When you repeat the listing, keep every character as it is.

▼

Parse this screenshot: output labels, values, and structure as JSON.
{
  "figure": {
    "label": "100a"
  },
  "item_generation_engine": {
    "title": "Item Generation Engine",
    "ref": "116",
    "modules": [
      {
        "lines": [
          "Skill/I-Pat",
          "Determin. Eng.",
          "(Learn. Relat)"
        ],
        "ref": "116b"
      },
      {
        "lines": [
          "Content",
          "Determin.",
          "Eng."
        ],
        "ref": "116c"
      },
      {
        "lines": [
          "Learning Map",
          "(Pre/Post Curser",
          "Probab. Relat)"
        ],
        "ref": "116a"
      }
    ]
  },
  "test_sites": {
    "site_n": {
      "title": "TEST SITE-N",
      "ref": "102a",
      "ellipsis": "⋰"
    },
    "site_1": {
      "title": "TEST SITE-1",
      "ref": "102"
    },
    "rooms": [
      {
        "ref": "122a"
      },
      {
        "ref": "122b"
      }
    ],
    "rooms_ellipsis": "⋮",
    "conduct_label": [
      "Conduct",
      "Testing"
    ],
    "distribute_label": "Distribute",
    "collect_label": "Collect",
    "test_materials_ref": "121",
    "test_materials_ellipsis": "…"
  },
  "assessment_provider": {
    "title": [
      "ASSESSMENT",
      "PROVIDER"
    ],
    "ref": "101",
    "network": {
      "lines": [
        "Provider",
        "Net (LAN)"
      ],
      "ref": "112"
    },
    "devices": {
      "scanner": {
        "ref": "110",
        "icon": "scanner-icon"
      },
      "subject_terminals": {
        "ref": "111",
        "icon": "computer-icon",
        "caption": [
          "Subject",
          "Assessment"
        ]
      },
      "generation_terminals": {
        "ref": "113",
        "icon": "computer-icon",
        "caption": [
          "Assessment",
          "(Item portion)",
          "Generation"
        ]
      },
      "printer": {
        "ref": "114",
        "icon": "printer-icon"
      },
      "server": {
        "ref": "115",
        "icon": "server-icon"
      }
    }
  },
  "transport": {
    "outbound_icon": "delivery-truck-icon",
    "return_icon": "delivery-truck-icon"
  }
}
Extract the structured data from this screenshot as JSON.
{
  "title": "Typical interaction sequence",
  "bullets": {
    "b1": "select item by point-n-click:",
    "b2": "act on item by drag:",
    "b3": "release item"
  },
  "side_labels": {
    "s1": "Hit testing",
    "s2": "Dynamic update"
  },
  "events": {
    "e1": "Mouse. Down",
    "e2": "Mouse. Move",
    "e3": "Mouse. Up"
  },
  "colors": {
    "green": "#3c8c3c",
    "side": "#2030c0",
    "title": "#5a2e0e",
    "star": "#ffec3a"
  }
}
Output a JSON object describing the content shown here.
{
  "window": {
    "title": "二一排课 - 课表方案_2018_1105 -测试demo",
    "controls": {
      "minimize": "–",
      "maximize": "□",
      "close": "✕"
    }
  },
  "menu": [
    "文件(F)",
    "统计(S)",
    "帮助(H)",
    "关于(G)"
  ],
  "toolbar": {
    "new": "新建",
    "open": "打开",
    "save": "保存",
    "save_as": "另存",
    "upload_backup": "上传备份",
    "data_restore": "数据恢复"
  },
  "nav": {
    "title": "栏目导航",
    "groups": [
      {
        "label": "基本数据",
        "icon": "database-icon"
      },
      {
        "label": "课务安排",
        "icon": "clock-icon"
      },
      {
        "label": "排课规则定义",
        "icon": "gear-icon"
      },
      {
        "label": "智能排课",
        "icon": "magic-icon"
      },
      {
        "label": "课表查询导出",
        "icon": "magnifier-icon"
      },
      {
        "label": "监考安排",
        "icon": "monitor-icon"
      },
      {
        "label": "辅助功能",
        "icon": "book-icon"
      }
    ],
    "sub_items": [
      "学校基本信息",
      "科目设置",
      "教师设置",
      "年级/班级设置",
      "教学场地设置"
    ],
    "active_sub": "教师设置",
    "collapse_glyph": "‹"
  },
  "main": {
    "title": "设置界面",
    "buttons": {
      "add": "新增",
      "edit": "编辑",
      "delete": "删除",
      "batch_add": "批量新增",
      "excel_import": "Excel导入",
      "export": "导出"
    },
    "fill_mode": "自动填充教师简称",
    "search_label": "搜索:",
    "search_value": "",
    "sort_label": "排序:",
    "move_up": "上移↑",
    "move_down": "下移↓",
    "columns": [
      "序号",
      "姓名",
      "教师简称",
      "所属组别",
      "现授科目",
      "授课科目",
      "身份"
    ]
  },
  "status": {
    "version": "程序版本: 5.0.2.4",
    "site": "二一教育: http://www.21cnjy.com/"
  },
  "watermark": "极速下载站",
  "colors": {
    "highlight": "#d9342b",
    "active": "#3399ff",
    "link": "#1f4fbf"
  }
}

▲

• [Answer to the exercise]
Parse this screenshot: output labels, values, and structure as JSON.
{
  "figure": {
    "label": "100a"
  },
  "item_generation_engine": {
    "title": "Item Generation Engine",
    "ref": "116",
    "modules": [
      {
        "lines": [
          "Skill/I-Pat",
          "Determin. Eng.",
          "(Learn. Relat)"
        ],
        "ref": "116b"
      },
      {
        "lines": [
          "Content",
          "Determin.",
          "Eng."
        ],
        "ref": "116c"
      },
      {
        "lines": [
          "Learning Map",
          "(Pre/Post Curser",
          "Probab. Relat)"
        ],
        "ref": "116a"
      }
    ]
  },
  "test_sites": {
    "site_n": {
      "title": "TEST SITE-N",
      "ref": "102a",
      "ellipsis": "⋰"
    },
    "site_1": {
      "title": "TEST SITE-1",
      "ref": "102"
    },
    "rooms": [
      {
        "ref": "122a"
      },
      {
        "ref": "122b"
      }
    ],
    "rooms_ellipsis": "⋮",
    "conduct_label": [
      "Conduct",
      "Testing"
    ],
    "distribute_label": "Distribute",
    "collect_label": "Collect",
    "test_materials_ref": "121",
    "test_materials_ellipsis": "…"
  },
  "assessment_provider": {
    "title": [
      "ASSESSMENT",
      "PROVIDER"
    ],
    "ref": "101",
    "network": {
      "lines": [
        "Provider",
        "Net (LAN)"
      ],
      "ref": "112"
    },
    "devices": {
      "scanner": {
        "ref": "110",
        "icon": "scanner-icon"
      },
      "subject_terminals": {
        "ref": "111",
        "icon": "computer-icon",
        "caption": [
          "Subject",
          "Assessment"
        ]
      },
      "generation_terminals": {
        "ref": "113",
        "icon": "computer-icon",
        "caption": [
          "Assessment",
          "(Item portion)",
          "Generation"
        ]
      },
      "printer": {
        "ref": "114",
        "icon": "printer-icon"
      },
      "server": {
        "ref": "115",
        "icon": "server-icon"
      }
    }
  },
  "transport": {
    "outbound_icon": "delivery-truck-icon",
    "return_icon": "delivery-truck-icon"
  }
}
Extract the structured data from this screenshot as JSON.
{
  "title": "Typical interaction sequence",
  "bullets": {
    "b1": "select item by point-n-click:",
    "b2": "act on item by drag:",
    "b3": "release item"
  },
  "side_labels": {
    "s1": "Hit testing",
    "s2": "Dynamic update"
  },
  "events": {
    "e1": "Mouse. Down",
    "e2": "Mouse. Move",
    "e3": "Mouse. Up"
  },
  "colors": {
    "green": "#3c8c3c",
    "side": "#2030c0",
    "title": "#5a2e0e",
    "star": "#ffec3a"
  }
}
Output a JSON object describing the content shown here.
{
  "window": {
    "title": "二一排课 - 课表方案_2018_1105 -测试demo",
    "controls": {
      "minimize": "–",
      "maximize": "□",
      "close": "✕"
    }
  },
  "menu": [
    "文件(F)",
    "统计(S)",
    "帮助(H)",
    "关于(G)"
  ],
  "toolbar": {
    "new": "新建",
    "open": "打开",
    "save": "保存",
    "save_as": "另存",
    "upload_backup": "上传备份",
    "data_restore": "数据恢复"
  },
  "nav": {
    "title": "栏目导航",
    "groups": [
      {
        "label": "基本数据",
        "icon": "database-icon"
      },
      {
        "label": "课务安排",
        "icon": "clock-icon"
      },
      {
        "label": "排课规则定义",
        "icon": "gear-icon"
      },
      {
        "label": "智能排课",
        "icon": "magic-icon"
      },
      {
        "label": "课表查询导出",
        "icon": "magnifier-icon"
      },
      {
        "label": "监考安排",
        "icon": "monitor-icon"
      },
      {
        "label": "辅助功能",
        "icon": "book-icon"
      }
    ],
    "sub_items": [
      "学校基本信息",
      "科目设置",
      "教师设置",
      "年级/班级设置",
      "教学场地设置"
    ],
    "active_sub": "教师设置",
    "collapse_glyph": "‹"
  },
  "main": {
    "title": "设置界面",
    "buttons": {
      "add": "新增",
      "edit": "编辑",
      "delete": "删除",
      "batch_add": "批量新增",
      "excel_import": "Excel导入",
      "export": "导出"
    },
    "fill_mode": "自动填充教师简称",
    "search_label": "搜索:",
    "search_value": "",
    "sort_label": "排序:",
    "move_up": "上移↑",
    "move_down": "下移↓",
    "columns": [
      "序号",
      "姓名",
      "教师简称",
      "所属组别",
      "现授科目",
      "授课科目",
      "身份"
    ]
  },
  "status": {
    "version": "程序版本: 5.0.2.4",
    "site": "二一教育: http://www.21cnjy.com/"
  },
  "watermark": "极速下载站",
  "colors": {
    "highlight": "#d9342b",
    "active": "#3399ff",
    "link": "#1f4fbf"
  }
}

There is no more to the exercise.